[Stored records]
——
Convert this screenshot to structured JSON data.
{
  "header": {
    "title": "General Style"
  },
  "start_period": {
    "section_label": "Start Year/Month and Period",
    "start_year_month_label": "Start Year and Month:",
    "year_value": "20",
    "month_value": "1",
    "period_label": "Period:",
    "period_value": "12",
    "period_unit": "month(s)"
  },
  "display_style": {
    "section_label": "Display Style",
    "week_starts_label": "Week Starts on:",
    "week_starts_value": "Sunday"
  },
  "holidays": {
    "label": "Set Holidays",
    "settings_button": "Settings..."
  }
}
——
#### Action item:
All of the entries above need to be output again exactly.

#### Reply:
Convert this screenshot to structured JSON data.
{
  "header": {
    "title": "General Style"
  },
  "start_period": {
    "section_label": "Start Year/Month and Period",
    "start_year_month_label": "Start Year and Month:",
    "year_value": "20",
    "month_value": "1",
    "period_label": "Period:",
    "period_value": "12",
    "period_unit": "month(s)"
  },
  "display_style": {
    "section_label": "Display Style",
    "week_starts_label": "Week Starts on:",
    "week_starts_value": "Sunday"
  },
  "holidays": {
    "label": "Set Holidays",
    "settings_button": "Settings..."
  }
}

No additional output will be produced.